IDEAS home Printed from https://ideas.repec.org/a/taf/jdevst/v42y2006i5p881-901.html
   My bibliography  Save this article

Fixed capital stock depreciation in developing countries: Some evidence from firm level data

Author

Listed:
  • Yisheng Bu

Abstract

Previous growth accounting studies suggest severe capital underutilisation and mismeasurement of the stocks of capital in some developing countries. Using the firm level data sets from the World Bank surveys, this paper estimates the economic depreciation rates of fixed capital stocks in the manufacturing industries of seven developing countries. The findings indicate that the stocks of fixed capital may depreciate at higher rates in these countries, as compared with the normal rates usually assumed for advanced industrial countries. This study also discusses the economic and social forces that may influence the incentive to maintain capital appropriately and the implications of high depreciation for the total factor productivity (TFP) growth estimates and volatility of capital accumulation.

Suggested Citation

  • Yisheng Bu, 2006. "Fixed capital stock depreciation in developing countries: Some evidence from firm level data," Journal of Development Studies, Taylor & Francis Journals, vol. 42(5), pages 881-901.
  • Handle: RePEc:taf:jdevst:v:42:y:2006:i:5:p:881-901
    DOI: 10.1080/00220380600742183
    as

    Download full text from publisher

    File URL: http://www.tandfonline.com/doi/abs/10.1080/00220380600742183
    Download Restriction: Access to full text is restricted to subscribers.

    As the access to this document is restricted, you may want to search for a different version of it.

    References listed on IDEAS

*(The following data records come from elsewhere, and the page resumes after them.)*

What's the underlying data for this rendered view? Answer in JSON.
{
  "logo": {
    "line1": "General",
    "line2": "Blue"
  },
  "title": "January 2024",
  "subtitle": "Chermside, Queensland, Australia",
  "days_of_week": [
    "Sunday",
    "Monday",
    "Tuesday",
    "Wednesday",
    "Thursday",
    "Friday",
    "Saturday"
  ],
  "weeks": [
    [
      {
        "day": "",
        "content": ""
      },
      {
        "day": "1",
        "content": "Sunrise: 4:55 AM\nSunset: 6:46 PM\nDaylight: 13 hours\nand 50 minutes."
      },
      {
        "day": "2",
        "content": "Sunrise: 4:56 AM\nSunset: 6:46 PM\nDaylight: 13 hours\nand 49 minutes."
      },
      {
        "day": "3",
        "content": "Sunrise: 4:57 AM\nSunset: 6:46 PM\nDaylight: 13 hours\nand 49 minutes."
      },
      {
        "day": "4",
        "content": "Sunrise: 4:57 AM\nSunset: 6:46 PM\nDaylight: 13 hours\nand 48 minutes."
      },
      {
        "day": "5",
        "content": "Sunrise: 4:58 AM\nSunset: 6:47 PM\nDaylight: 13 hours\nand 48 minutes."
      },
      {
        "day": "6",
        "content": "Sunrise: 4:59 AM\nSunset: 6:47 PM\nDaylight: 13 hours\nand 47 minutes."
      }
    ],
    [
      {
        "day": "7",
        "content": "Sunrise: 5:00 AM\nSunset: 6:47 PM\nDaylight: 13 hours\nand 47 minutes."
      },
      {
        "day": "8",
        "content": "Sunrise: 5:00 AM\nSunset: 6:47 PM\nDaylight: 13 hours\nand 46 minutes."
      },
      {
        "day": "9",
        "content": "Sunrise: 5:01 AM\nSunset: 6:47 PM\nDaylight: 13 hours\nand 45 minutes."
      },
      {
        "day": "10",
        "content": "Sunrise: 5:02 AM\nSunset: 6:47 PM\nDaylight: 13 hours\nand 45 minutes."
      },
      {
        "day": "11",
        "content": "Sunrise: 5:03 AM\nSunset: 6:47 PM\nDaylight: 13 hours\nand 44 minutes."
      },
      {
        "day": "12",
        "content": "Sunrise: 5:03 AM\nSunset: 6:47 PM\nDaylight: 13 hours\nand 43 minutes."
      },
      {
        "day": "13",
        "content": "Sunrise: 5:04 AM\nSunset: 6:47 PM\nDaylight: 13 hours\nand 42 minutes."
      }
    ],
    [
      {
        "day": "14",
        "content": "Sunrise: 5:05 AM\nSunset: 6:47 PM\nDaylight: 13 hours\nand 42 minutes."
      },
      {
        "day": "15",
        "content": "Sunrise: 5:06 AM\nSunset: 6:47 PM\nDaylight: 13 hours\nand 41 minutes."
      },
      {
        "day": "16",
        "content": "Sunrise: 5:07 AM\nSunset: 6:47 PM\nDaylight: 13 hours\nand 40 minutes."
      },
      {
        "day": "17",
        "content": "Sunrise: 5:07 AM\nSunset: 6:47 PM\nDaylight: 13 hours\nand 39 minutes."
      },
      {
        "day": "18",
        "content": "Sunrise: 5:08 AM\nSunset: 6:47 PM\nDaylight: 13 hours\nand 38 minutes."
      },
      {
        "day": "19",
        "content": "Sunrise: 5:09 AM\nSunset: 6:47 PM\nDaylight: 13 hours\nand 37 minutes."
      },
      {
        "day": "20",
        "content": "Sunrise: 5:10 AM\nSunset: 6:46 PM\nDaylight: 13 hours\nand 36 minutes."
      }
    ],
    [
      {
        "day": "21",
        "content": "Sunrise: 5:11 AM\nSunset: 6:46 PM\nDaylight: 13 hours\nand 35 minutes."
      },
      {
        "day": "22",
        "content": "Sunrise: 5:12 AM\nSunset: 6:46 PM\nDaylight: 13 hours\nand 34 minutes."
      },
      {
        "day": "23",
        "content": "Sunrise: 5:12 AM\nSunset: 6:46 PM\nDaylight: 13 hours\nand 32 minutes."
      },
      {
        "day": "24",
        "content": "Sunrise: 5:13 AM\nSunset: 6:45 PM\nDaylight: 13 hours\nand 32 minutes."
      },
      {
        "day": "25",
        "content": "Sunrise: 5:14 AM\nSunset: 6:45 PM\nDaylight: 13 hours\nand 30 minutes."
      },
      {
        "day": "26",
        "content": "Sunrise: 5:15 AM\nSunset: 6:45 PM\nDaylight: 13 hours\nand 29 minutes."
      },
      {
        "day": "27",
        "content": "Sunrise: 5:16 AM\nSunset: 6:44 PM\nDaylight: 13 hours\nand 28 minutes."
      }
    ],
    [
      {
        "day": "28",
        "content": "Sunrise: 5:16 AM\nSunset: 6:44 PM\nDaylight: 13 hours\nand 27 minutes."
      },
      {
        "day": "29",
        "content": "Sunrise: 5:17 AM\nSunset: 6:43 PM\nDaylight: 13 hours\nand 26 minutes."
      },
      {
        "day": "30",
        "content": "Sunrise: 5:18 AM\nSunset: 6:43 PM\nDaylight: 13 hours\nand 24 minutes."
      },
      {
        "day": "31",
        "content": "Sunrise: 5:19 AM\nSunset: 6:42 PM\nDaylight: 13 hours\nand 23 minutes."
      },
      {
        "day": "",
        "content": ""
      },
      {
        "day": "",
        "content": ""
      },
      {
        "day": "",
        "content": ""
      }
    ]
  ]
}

    as
    1. Valerie A. Ramey & Matthew D. Shapiro, 2001. "Displaced Capital: A Study of Aerospace Plant Closings," Journal of Political Economy, University of Chicago Press, vol. 109(5), pages 958-992, October.
    2. Gary S. Becker & Casey B. Mulligan, 1997. "The Endogenous Determination of Time Preference," The Quarterly Journal of Economics, Oxford University Press, vol. 112(3), pages 729-758.
    3. Devarajan, Shantayanan & Easterly, William R & Pack, Howard, 2003. "Low Investment Is Not the Constraint on African Development," Economic Development and Cultural Change, University of Chicago Press, vol. 51(3), pages 547-571, April.
    4. Easterly, William, 1999. "The ghost of financing gap: testing the growth model used in the international financial institutions," Journal of Development Economics, Elsevier, vol. 60(2), pages 423-438, December.
    5. Oliner, Stephen D, 1996. "New Evidence on the Retirement and Depreciation of Machine Tools," Economic Inquiry, Western Economic Association International, vol. 34(1), pages 57-77, January.
    Full references (including those not matched with items on IDEAS)

    More about this item

    Statistics

    Access and download statistics

    Corrections

    All material on this site has been provided by the respective publishers and authors. You can help correct errors and omissions. When requesting a correction, please mention this item's handle: RePEc:taf:jdevst:v:42:y:2006:i:5:p:881-901. See general information about how to correct material in RePEc.

    For technical questions regarding this item, or to correct its authors, title, abstract, bibliographic or download information, contact: (Chris Longhurst). General contact details of provider: http://www.tandfonline.com/FJDS20 .

    If you have authored this item and are not yet registered with RePEc, we encourage you to do it here. This allows to link your profile to this item. It also allows you to accept potential citations to this item that we are uncertain about.

    If CitEc recognized a reference but did not link an item in RePEc to it, you can help with this form .

    If you know of missing items citing this one, you can help us creating those links by adding the relevant references in the same way as above, for each refering item. If you are a registered author of this item, you may also want to check the "citations" tab in your RePEc Author Service profile, as there may be some citations waiting for confirmation.

    Please note that corrections may take a couple of weeks to filter through the various RePEc services.

    IDEAS is a RePEc service hosted by the Research Division of the Federal Reserve Bank of St. Louis . RePEc uses bibliographic data supplied by the respective publishers.